**Goal of the exercise**
Filter the records, keeping every line that has the string "true".

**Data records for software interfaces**
'''

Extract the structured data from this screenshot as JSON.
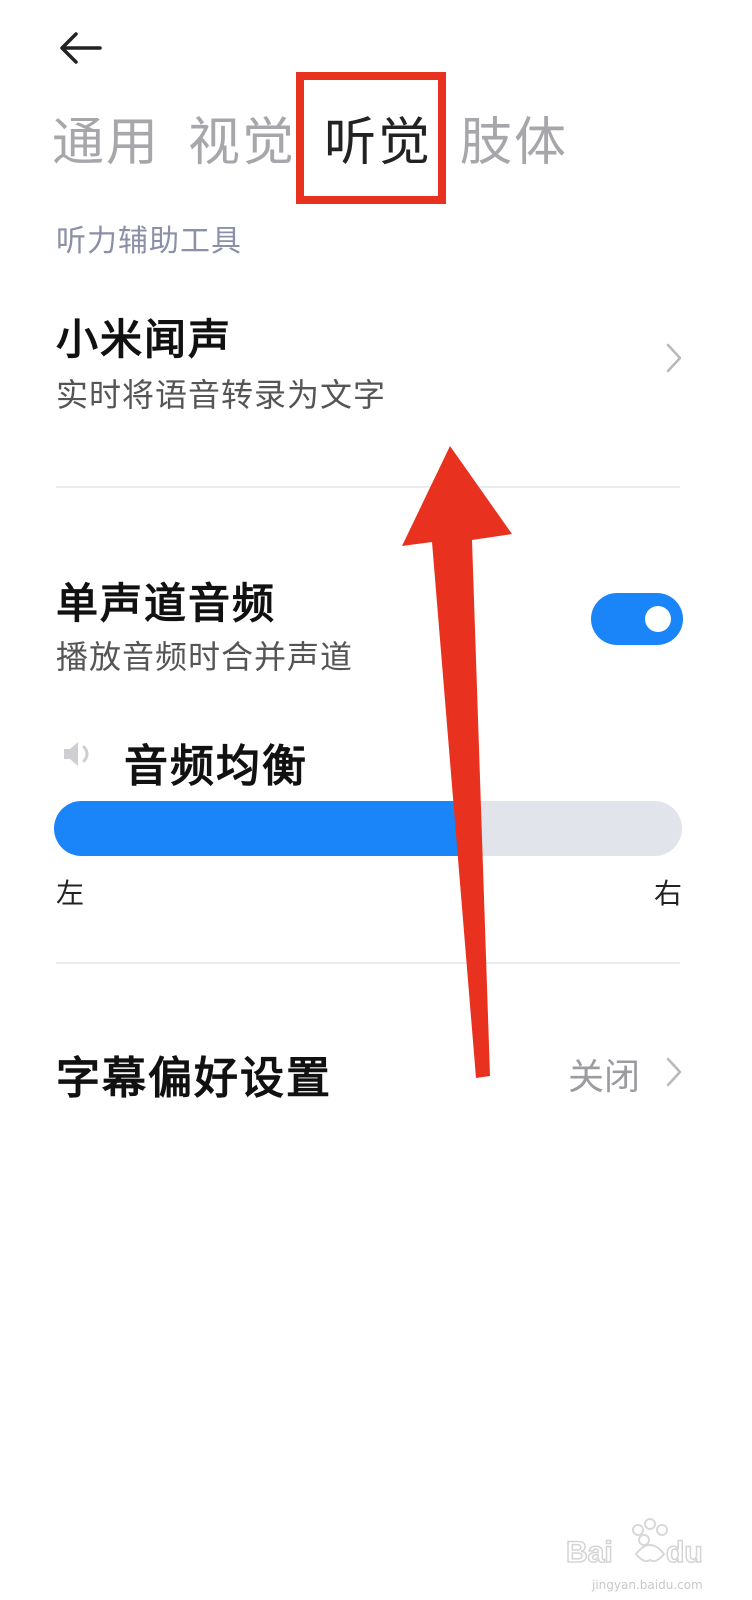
{
  "tabs": [
    {
      "label": "通用",
      "active": false
    },
    {
      "label": "视觉",
      "active": false
    },
    {
      "label": "听觉",
      "active": true
    },
    {
      "label": "肢体",
      "active": false
    }
  ],
  "section": {
    "title": "听力辅助工具"
  },
  "items": {
    "mi_hearing": {
      "title": "小米闻声",
      "subtitle": "实时将语音转录为文字"
    },
    "mono_audio": {
      "title": "单声道音频",
      "subtitle": "播放音频时合并声道",
      "toggle_on": true
    },
    "audio_balance": {
      "title": "音频均衡",
      "left_label": "左",
      "right_label": "右",
      "value_fraction": 0.65
    },
    "caption_prefs": {
      "title": "字幕偏好设置",
      "value": "关闭"
    }
  },
  "icons": {
    "back": "arrow-left-icon",
    "chevron": "chevron-right-icon",
    "speaker": "speaker-icon"
  },
  "colors": {
    "accent": "#1a85f8",
    "annotation": "#e8321f",
    "track": "#e2e4ec"
  },
  "watermark": {
    "text": "Baidu经验",
    "subtext": "jingyan.baidu.com"
  }
}
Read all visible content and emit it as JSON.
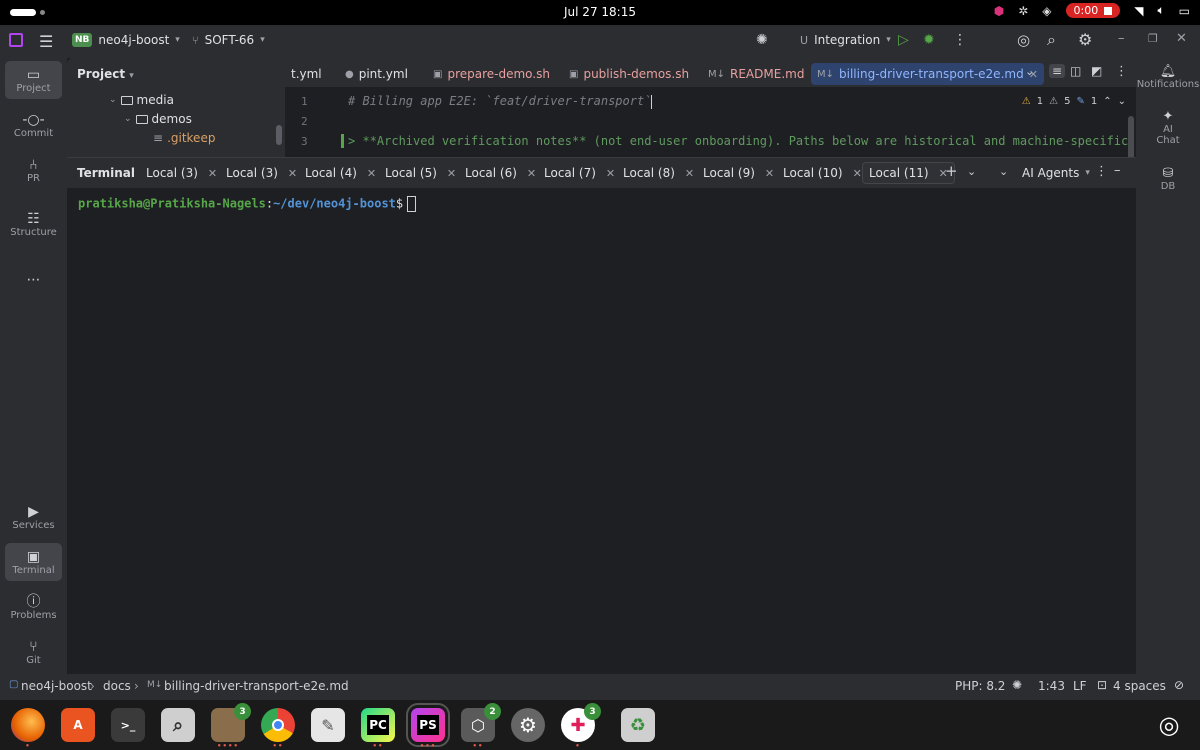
{
  "system": {
    "clock": "Jul 27  18:15",
    "recording": "0:00"
  },
  "toolbar": {
    "project_badge": "NB",
    "project_name": "neo4j-boost",
    "branch": "SOFT-66",
    "run_config": "Integration"
  },
  "left_strip": [
    {
      "label": "Project",
      "icon": "folder-icon"
    },
    {
      "label": "Commit",
      "icon": "commit-icon"
    },
    {
      "label": "PR",
      "icon": "pull-request-icon"
    },
    {
      "label": "Structure",
      "icon": "structure-icon"
    },
    {
      "label": "Services",
      "icon": "services-icon"
    },
    {
      "label": "Terminal",
      "icon": "terminal-icon"
    },
    {
      "label": "Problems",
      "icon": "problems-icon"
    },
    {
      "label": "Git",
      "icon": "git-icon"
    }
  ],
  "right_strip": [
    {
      "label": "Notifications",
      "icon": "bell-icon"
    },
    {
      "label": "AI Chat",
      "icon": "ai-chat-icon"
    },
    {
      "label": "DB",
      "icon": "database-icon"
    }
  ],
  "project_panel": {
    "title": "Project",
    "tree": [
      {
        "label": "media",
        "type": "folder"
      },
      {
        "label": "demos",
        "type": "folder"
      },
      {
        "label": ".gitkeep",
        "type": "file"
      }
    ]
  },
  "editor": {
    "tabs": [
      {
        "label": "t.yml",
        "icon": ""
      },
      {
        "label": "pint.yml",
        "icon": "github-icon"
      },
      {
        "label": "prepare-demo.sh",
        "icon": "shell-icon"
      },
      {
        "label": "publish-demos.sh",
        "icon": "shell-icon"
      },
      {
        "label": "README.md",
        "icon": "markdown-icon"
      },
      {
        "label": "billing-driver-transport-e2e.md",
        "icon": "markdown-icon"
      }
    ],
    "line_numbers": [
      "1",
      "2",
      "3"
    ],
    "lines": [
      "# Billing app E2E: `feat/driver-transport`",
      "",
      "> **Archived verification notes** (not end-user onboarding). Paths below are historical and machine-specific. Pr"
    ],
    "inspections": {
      "warnings": "1",
      "weak_warnings": "5",
      "typos": "1"
    }
  },
  "terminal": {
    "title": "Terminal",
    "tabs": [
      "Local (3)",
      "Local (3)",
      "Local (4)",
      "Local (5)",
      "Local (6)",
      "Local (7)",
      "Local (8)",
      "Local (9)",
      "Local (10)",
      "Local (11)"
    ],
    "ai_agents": "AI Agents",
    "prompt_user": "pratiksha@Pratiksha-Nagels",
    "prompt_sep": ":",
    "prompt_path": "~/dev/neo4j-boost",
    "prompt_symbol": "$"
  },
  "statusbar": {
    "breadcrumb": [
      "neo4j-boost",
      "docs",
      "billing-driver-transport-e2e.md"
    ],
    "php": "PHP: 8.2",
    "position": "1:43",
    "line_sep": "LF",
    "indent": "4 spaces"
  },
  "dock": [
    {
      "name": "firefox",
      "label": "",
      "color": "#e66000"
    },
    {
      "name": "app-center",
      "label": "",
      "color": "#e95420"
    },
    {
      "name": "terminal",
      "label": ">_",
      "color": "#3a3a3a"
    },
    {
      "name": "image-viewer",
      "label": "",
      "color": "#cfcfcf"
    },
    {
      "name": "files",
      "label": "",
      "color": "#8a6e4b",
      "count": "3"
    },
    {
      "name": "chrome",
      "label": "",
      "color": "#4285f4"
    },
    {
      "name": "text-editor",
      "label": "",
      "color": "#e6e6e6"
    },
    {
      "name": "pycharm",
      "label": "PC",
      "color": "#21d789"
    },
    {
      "name": "phpstorm",
      "label": "PS",
      "color": "#b345f1"
    },
    {
      "name": "virtualbox",
      "label": "",
      "color": "#5a5a5a",
      "count": "2"
    },
    {
      "name": "settings",
      "label": "",
      "color": "#666666"
    },
    {
      "name": "slack",
      "label": "",
      "color": "#ffffff",
      "count": "3"
    },
    {
      "name": "trash",
      "label": "",
      "color": "#cfcfcf"
    }
  ]
}
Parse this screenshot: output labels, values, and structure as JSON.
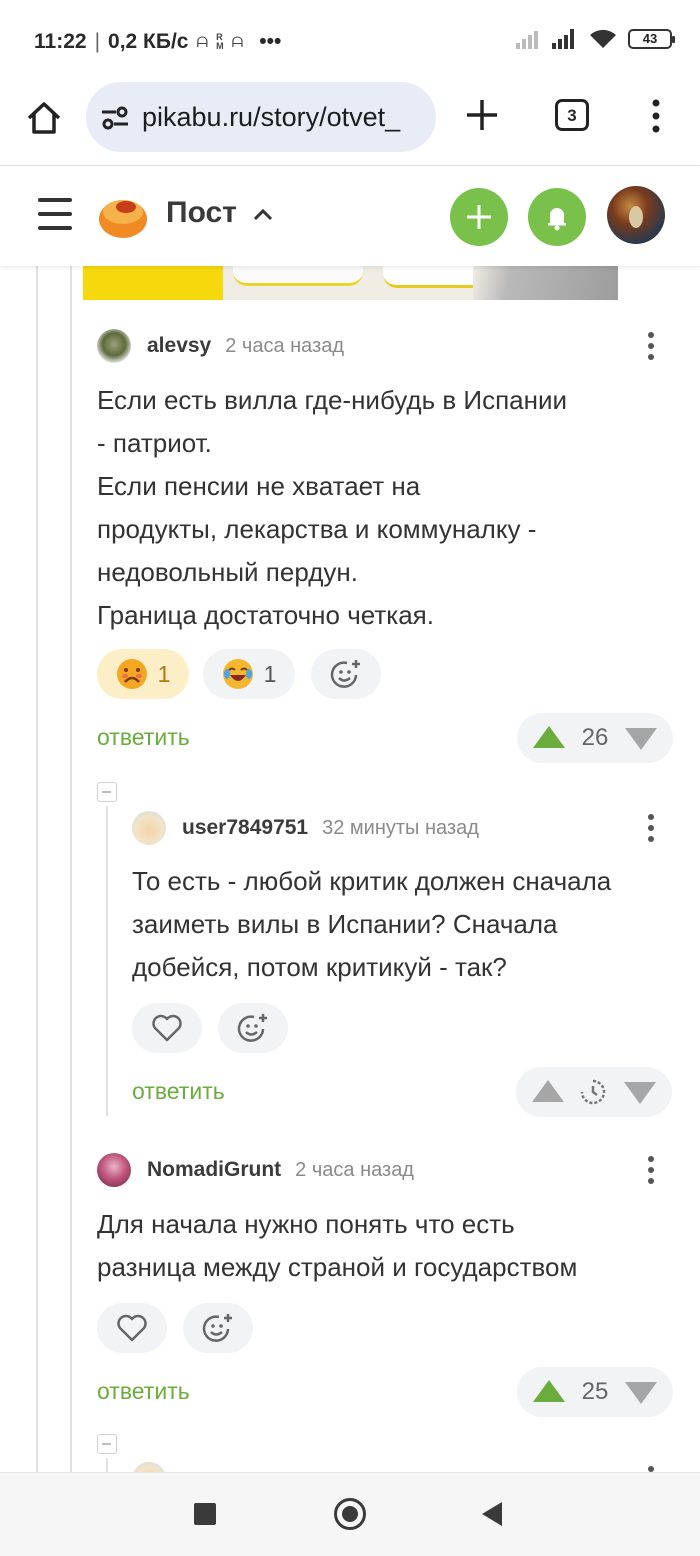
{
  "status_bar": {
    "time": "11:22",
    "speed": "0,2 КБ/с",
    "overflow": "•••",
    "battery": "43"
  },
  "browser": {
    "url": "pikabu.ru/story/otvet_",
    "tab_count": "3"
  },
  "header": {
    "title": "Пост",
    "colors": {
      "accent": "#7ac14b",
      "logo": "#f08a24"
    }
  },
  "comments": [
    {
      "user": "alevsy",
      "time": "2 часа назад",
      "text": "Если есть вилла где-нибудь в Испании\n- патриот.\nЕсли пенсии не хватает на\nпродукты, лекарства и коммуналку -\nнедовольный пердун.\nГраница достаточно четкая.",
      "reactions": [
        {
          "icon": "sad-face-emoji-icon",
          "count": "1"
        },
        {
          "icon": "laughing-crying-emoji-icon",
          "count": "1"
        }
      ],
      "reply_label": "ответить",
      "rating": "26"
    },
    {
      "user": "user7849751",
      "time": "32 минуты назад",
      "text": "То есть - любой критик должен сначала\nзаиметь вилы в Испании? Сначала\nдобейся, потом критикуй - так?",
      "reply_label": "ответить",
      "rating_pending": true
    },
    {
      "user": "NomadiGrunt",
      "time": "2 часа назад",
      "text": "Для начала нужно понять что есть\nразница между страной и государством",
      "reply_label": "ответить",
      "rating": "25"
    }
  ]
}
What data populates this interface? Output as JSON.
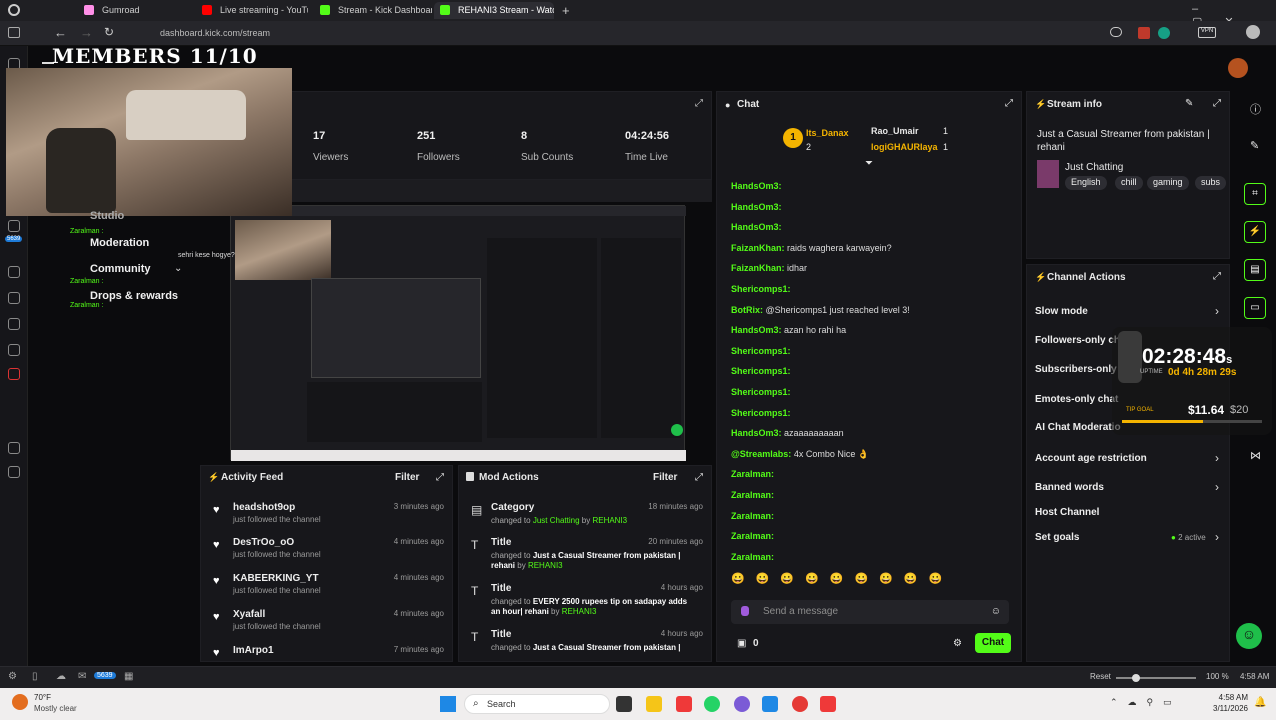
{
  "browser": {
    "tabs": [
      {
        "label": "Gumroad",
        "color": "#ff90e8",
        "active": false
      },
      {
        "label": "Live streaming - YouTube S",
        "color": "#ff0000",
        "active": false
      },
      {
        "label": "Stream - Kick Dashboard",
        "color": "#53fc18",
        "active": false
      },
      {
        "label": "REHANI3 Stream - Watch Li",
        "color": "#53fc18",
        "active": true
      }
    ],
    "new_tab": "+",
    "url": "dashboard.kick.com/stream"
  },
  "overlay": {
    "members": "MEMBERS 11/10"
  },
  "stats": {
    "viewers_value": "17",
    "viewers_label": "Viewers",
    "followers_value": "251",
    "followers_label": "Followers",
    "subs_value": "8",
    "subs_label": "Sub Counts",
    "time_value": "04:24:56",
    "time_label": "Time Live"
  },
  "nav": {
    "studio": "Studio",
    "moderation": "Moderation",
    "community": "Community",
    "drops": "Drops & rewards",
    "chat_snips": [
      "Zaralman :",
      "Zaralman :",
      "Zaralman :"
    ],
    "red_snip": "sehri kese hogye?"
  },
  "activity": {
    "title": "Activity Feed",
    "filter": "Filter",
    "items": [
      {
        "name": "headshot9op",
        "sub": "just followed the channel",
        "time": "3 minutes ago"
      },
      {
        "name": "DesTrOo_oO",
        "sub": "just followed the channel",
        "time": "4 minutes ago"
      },
      {
        "name": "KABEERKING_YT",
        "sub": "just followed the channel",
        "time": "4 minutes ago"
      },
      {
        "name": "Xyafall",
        "sub": "just followed the channel",
        "time": "4 minutes ago"
      },
      {
        "name": "ImArpo1",
        "sub": "",
        "time": "7 minutes ago"
      }
    ]
  },
  "mod": {
    "title": "Mod Actions",
    "filter": "Filter",
    "items": [
      {
        "title": "Category",
        "pre": "changed to",
        "val": "Just Chatting",
        "by": "by",
        "user": "REHANI3",
        "time": "18 minutes ago"
      },
      {
        "title": "Title",
        "pre": "changed to",
        "val": "Just a Casual Streamer from pakistan | rehani",
        "by": "by",
        "user": "REHANI3",
        "time": "20 minutes ago"
      },
      {
        "title": "Title",
        "pre": "changed to",
        "val": "EVERY 2500 rupees tip on sadapay adds an hour| rehani",
        "by": "by",
        "user": "REHANI3",
        "time": "4 hours ago"
      },
      {
        "title": "Title",
        "pre": "changed to",
        "val": "Just a Casual Streamer from pakistan |",
        "by": "",
        "user": "",
        "time": "4 hours ago"
      }
    ]
  },
  "chat": {
    "title": "Chat",
    "top_gifter1": "Its_Danax",
    "top_gifter1_count": "2",
    "top_gifter2": "Rao_Umair",
    "top_gifter2_count": "1",
    "top_gifter3": "logiGHAURIaya",
    "top_gifter3_count": "1",
    "lines": [
      {
        "user": "HandsOm3:",
        "msg": ""
      },
      {
        "user": "HandsOm3:",
        "msg": ""
      },
      {
        "user": "HandsOm3:",
        "msg": ""
      },
      {
        "user": "FaizanKhan:",
        "msg": "raids waghera karwayein?"
      },
      {
        "user": "FaizanKhan:",
        "msg": "idhar"
      },
      {
        "user": "Shericomps1:",
        "msg": ""
      },
      {
        "user": "BotRix:",
        "msg": "@Shericomps1 just reached level 3!"
      },
      {
        "user": "HandsOm3:",
        "msg": "azan ho rahi ha"
      },
      {
        "user": "Shericomps1:",
        "msg": ""
      },
      {
        "user": "Shericomps1:",
        "msg": ""
      },
      {
        "user": "Shericomps1:",
        "msg": ""
      },
      {
        "user": "Shericomps1:",
        "msg": ""
      },
      {
        "user": "HandsOm3:",
        "msg": "azaaaaaaaaan"
      },
      {
        "user": "@Streamlabs:",
        "msg": "4x Combo Nice 👌"
      },
      {
        "user": "Zaralman:",
        "msg": ""
      },
      {
        "user": "Zaralman:",
        "msg": ""
      },
      {
        "user": "Zaralman:",
        "msg": ""
      },
      {
        "user": "Zaralman:",
        "msg": ""
      },
      {
        "user": "Zaralman:",
        "msg": ""
      }
    ],
    "placeholder": "Send a message",
    "count": "0",
    "send": "Chat"
  },
  "info": {
    "title": "Stream info",
    "stream_title": "Just a Casual Streamer from pakistan | rehani",
    "category": "Just Chatting",
    "tags": [
      "English",
      "chill",
      "gaming",
      "subs"
    ]
  },
  "actions": {
    "title": "Channel Actions",
    "items": [
      "Slow mode",
      "Followers-only ch",
      "Subscribers-only",
      "Emotes-only chat",
      "AI Chat Moderatio",
      "Account age restriction",
      "Banned words",
      "Host Channel",
      "Set goals"
    ],
    "goals_active": "2 active"
  },
  "timer": {
    "clock": "02:28:48",
    "suffix": "s",
    "uptime_label": "UPTIME",
    "uptime": "0d 4h 28m 29s",
    "tip_label": "TIP GOAL",
    "tip_value": "$11.64",
    "tip_goal": "$20"
  },
  "statusbar": {
    "badge": "5639",
    "reset": "Reset",
    "zoom": "100 %",
    "time": "4:58 AM"
  },
  "taskbar": {
    "weather_temp": "70°F",
    "weather_desc": "Mostly clear",
    "search": "Search",
    "time": "4:58 AM",
    "date": "3/11/2026"
  }
}
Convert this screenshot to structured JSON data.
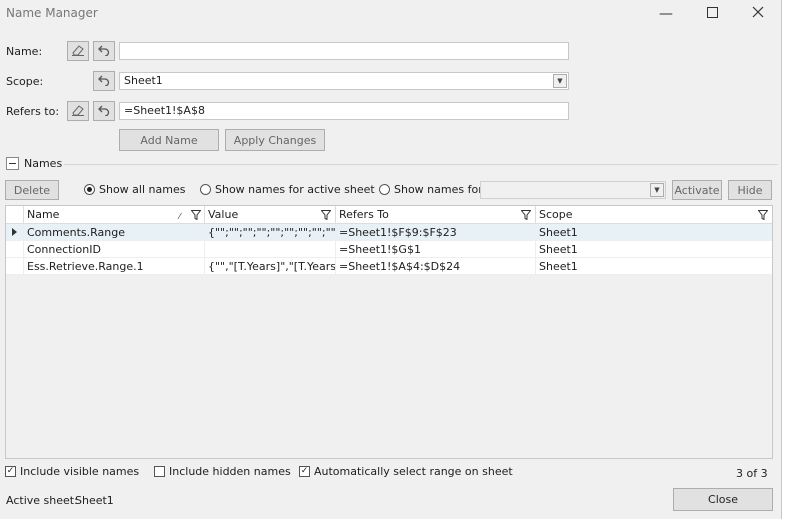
{
  "window": {
    "title": "Name Manager"
  },
  "form": {
    "name_label": "Name:",
    "name_value": "",
    "scope_label": "Scope:",
    "scope_value": "Sheet1",
    "refers_label": "Refers to:",
    "refers_value": "=Sheet1!$A$8",
    "add_name": "Add Name",
    "apply_changes": "Apply Changes"
  },
  "names_section": {
    "title": "Names"
  },
  "toolbar": {
    "delete": "Delete",
    "show_all": "Show all names",
    "show_active": "Show names for active sheet",
    "show_for": "Show names for:",
    "show_for_value": "",
    "activate": "Activate",
    "hide": "Hide"
  },
  "table": {
    "columns": [
      "Name",
      "Value",
      "Refers To",
      "Scope"
    ],
    "rows": [
      {
        "name": "Comments.Range",
        "value": "{\"\";\"\";\"\";\"\";\"\";\"\";\"\";\"\";\"\";\"\";\"\";\"\";...",
        "refers": "=Sheet1!$F$9:$F$23",
        "scope": "Sheet1"
      },
      {
        "name": "ConnectionID",
        "value": "",
        "refers": "=Sheet1!$G$1",
        "scope": "Sheet1"
      },
      {
        "name": "Ess.Retrieve.Range.1",
        "value": "{\"\",\"[T.Years]\",\"[T.Years...",
        "refers": "=Sheet1!$A$4:$D$24",
        "scope": "Sheet1"
      }
    ]
  },
  "options": {
    "include_visible": "Include visible names",
    "include_hidden": "Include hidden names",
    "auto_select": "Automatically select range on sheet",
    "count": "3 of 3"
  },
  "footer": {
    "active_sheet_label": "Active sheet:",
    "active_sheet_value": "Sheet1",
    "close": "Close"
  }
}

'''

**Answer to the problem**
      "active": true
      "toggle_on": true
      "rating_pending": true
        "active": true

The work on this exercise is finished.